The Asiatic wildcat (Felis silvestris ornata), also known as Asian steppe wildcat and Indian desert cat, is a subspecies found from the eastern Caspian north to Kazakhstan, Afghanistan, Pakistan, into western India, western China and southern Mongolia. Since they are spread over such vast territory it is impossible to ascertain their number, but it is believed that populations are declining throughout the range.
Throughout the range Asian wildcat’s fur is generally short, but its length varies according to the age of the cat and the season of the year. Animals with paler forms are found in drier areas, whereas the darker, more heavily spotted and striped forms live in more humid and wooded areas. These animals have a long, tapering tail, with a short black tip, and with spots at the base. Unique feature of these wildcats is a small but prominent tuft of hair, up to one-and-a-half cm long, on the tip of each ear. Their forehead has a pattern of four well-developed black bands. Compared to domestic cats, Asian wildcats have relatively longer legs. Throat and ventral surfaces are whitish to light grey to cream, often with distinct white patches on the throat, chest and belly. Weighing about 3 to 4 kg (6.6 to 8.8 lb), males are generally heavier than females
Asian wildcats found in India and Pakistan have pale sandy yellow coats that are marked with small spots that tend to lie in vertical lines down the trunk and flanks. Those occurring in Central Asia have more greyish-yellow or reddish background colour, marked distinctly with small black or red-brown spots. The spots on the body are sometimes fused into stripes, especially in the Central Asian regions east of the Tian Shan Mountains.
Distribution and habitat

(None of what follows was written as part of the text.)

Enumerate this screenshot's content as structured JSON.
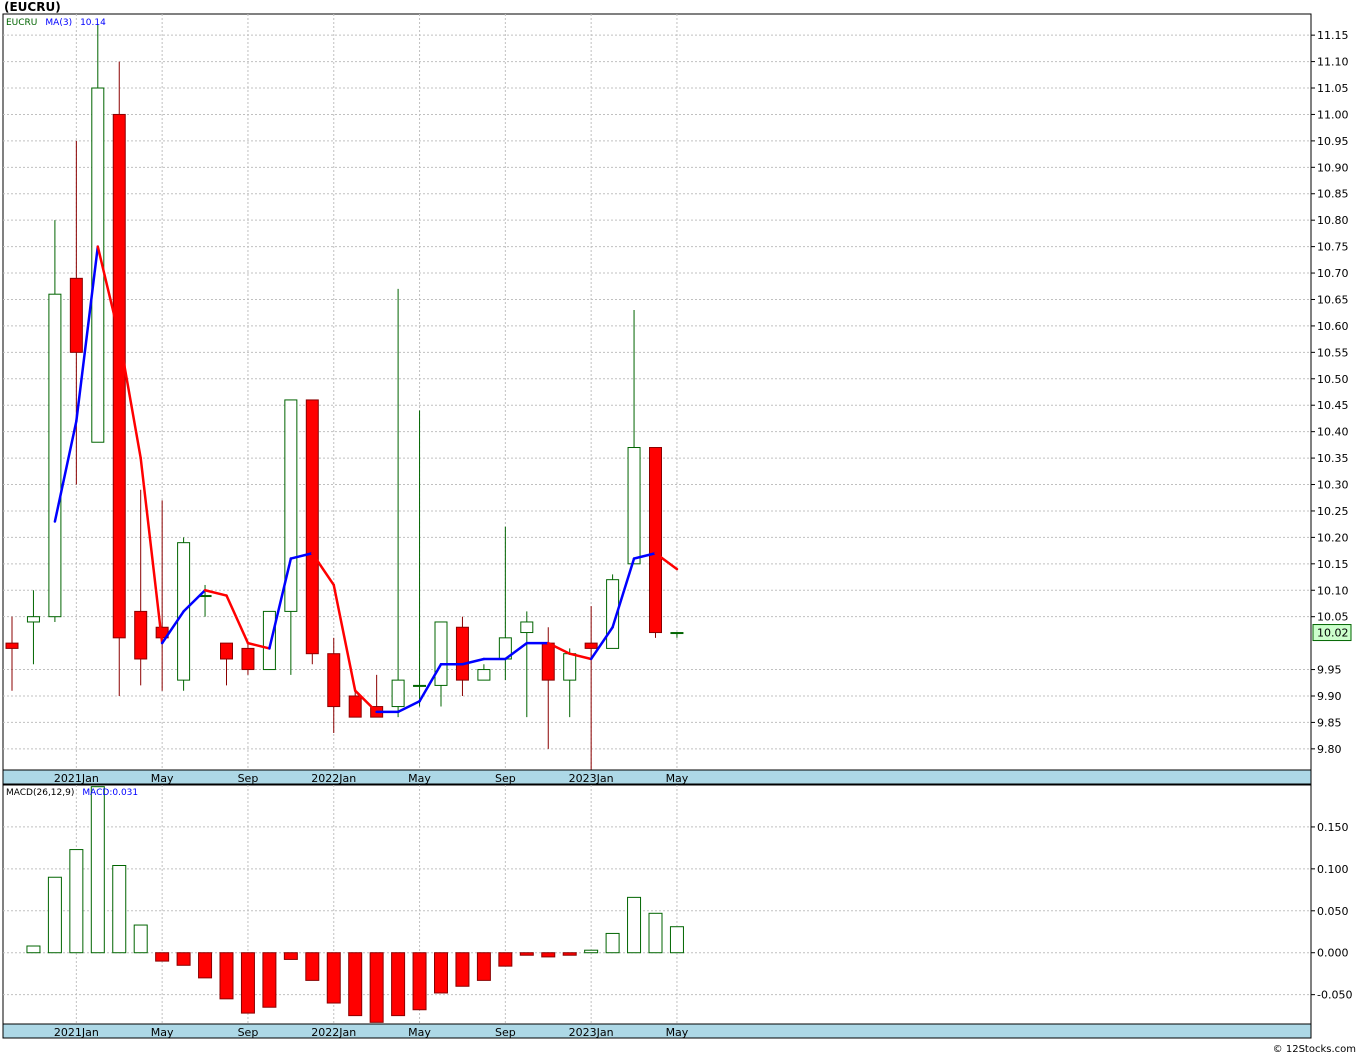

Asiatic wildcats are frequently observed in the daytime. They often use rock crevices or burrows dug by other animals. The Caucasus or Caucasia, a region at the border of Europe and Asia, situated between the Black and the Caspian Seas, is the transitional zone between the Asiatic wildcat to the south and east and the European wildcat to the north and west. In this region, European wildcats inhabit montane forests, whereas Asiatic wildcats occur in the low-lying desert and semi-desert regions adjoining the Caspian sea. They are usually found near water sources, but are capable of living year-round in waterless desert. In mountainous regions, where there is sufficient dense vegetation, they are found up to the altitude of 2,000 to 3,000 m (6,600 to 9,800 ft). Depth of the snow in winters restricts the northern boundaries of their range.
The subspecies is most typically associated with scrub desert in India. They occur in the desert areas of Rajasthan, Rann of Kutch and the adjoining Banni grasslands in the neighbouring state of Gujrat in India and the desert areas of Sindh in Pakistan.

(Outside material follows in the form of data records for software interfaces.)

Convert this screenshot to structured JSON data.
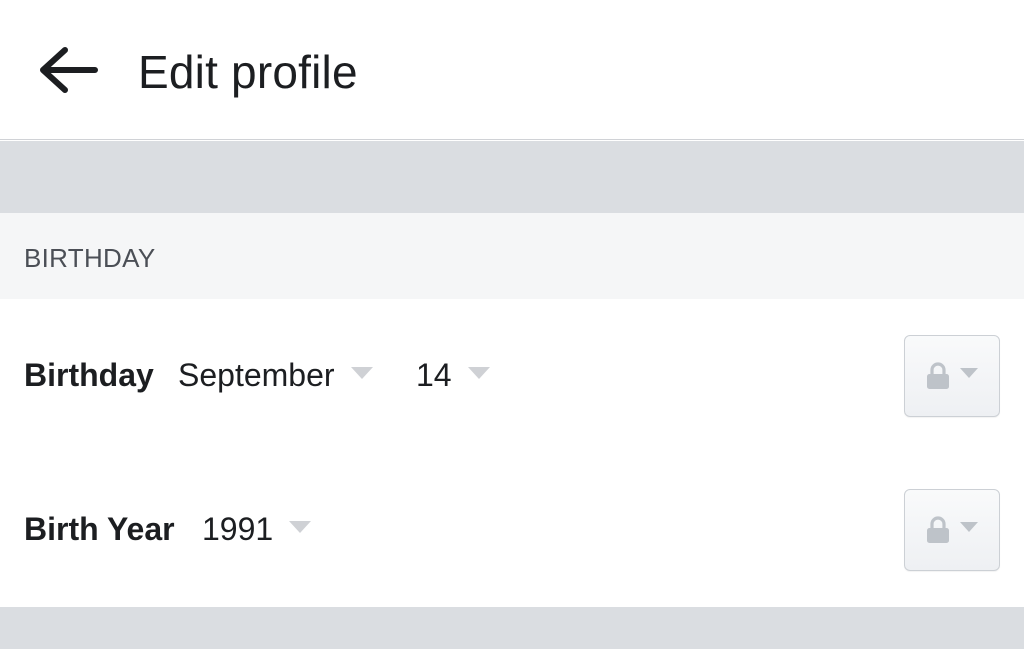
{
  "header": {
    "back_icon": "arrow-left-icon",
    "title": "Edit profile"
  },
  "section": {
    "title": "BIRTHDAY"
  },
  "birthday_row": {
    "label": "Birthday",
    "month": "September",
    "day": "14",
    "privacy_icon": "lock-icon"
  },
  "birthyear_row": {
    "label": "Birth Year",
    "year": "1991",
    "privacy_icon": "lock-icon"
  },
  "colors": {
    "background": "#ffffff",
    "divider_band": "#dadde1",
    "section_header": "#f5f6f7",
    "text_primary": "#1c1e21",
    "text_secondary": "#4b4f56",
    "icon_gray": "#bec3c9"
  }
}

In 1999, they were reportedly present in Nagaur, Pali, Barmer, Bikaner and Jaisalmer districts of Rajasthan. The Jalore Wildlife Sanctuary in Rajasthan is one of the only accessible wildlife areas where Asiatic wildcats are present in sizable numbers.
In western Rajasthan’s scrub habitat they live mainly on desert gerbils ( a small mammal of the order Rodentia), but also hunt doves, hares, rats, sandgrouses, gray partridges, sparrows, peafowls and bulbuls and also feed on eggs of ground nesting birds. They have been observed preying on reptiles like, saw-scale vipers, cobras, sand boas, geckos and even on scorpions and beetles.
Asiatic wildcats have been recorded from the central Hazarajat mountains and the steppe region, from Shibar Pass, near Herat and in Bamyan Province in Afghanistan prior to 1973.
In 1990s, the subspecies was reported as quite common and populations stable in the lowlands of Kazakhstan. A pronounced loss of range has been documented in Azerbaijan.
In China, the animal is found in Shaanxi, Gansu, Xinjiang, Qinghai, Ningxia, and Inner Mongolia. There are records showing the cat’s presence in northern Tibet as well as Sichuan, but they are questionable. Before 1950, Asiatic wildcat was the most commonly found felid in Xingjian. They could be easily located along all the major river basin systems and in Taklimakan desert, but later it got confined to three regions of southern Xinjiang only viz., Bayingolin Mongol Autonomous Prefecture Bayingolin Mongol Autonomous Oblast, Aksu and Hotan. In its natural habitat in the Xinjiang desert region of China the cat is declining rapidly primarily because of excessive hunting for pelt trade and secondly due to shrinkage of habitat due to cultivation, oil and gas exploration and excessive use of pesticides.
Results of a feed item analysis of Asiatic cats in the Tarim Basin in northwest China revealed that their primary prey was the Tarim hare followed by jerboa, gerbil, poultry and small birds, fish, Cardiocranius spp., sand lizard and Agamid lizards.
Apart from other factors hybridisation is a great threat to the subspecies. Females quite often mate with domestic males, as a result hybrid offspring are frequently found near villages where wild females live. They have been hunted on large scale in Afghanistan; in 1977 over 1200 pelts manufactured into different articles were on display in the bazaars of Kabul.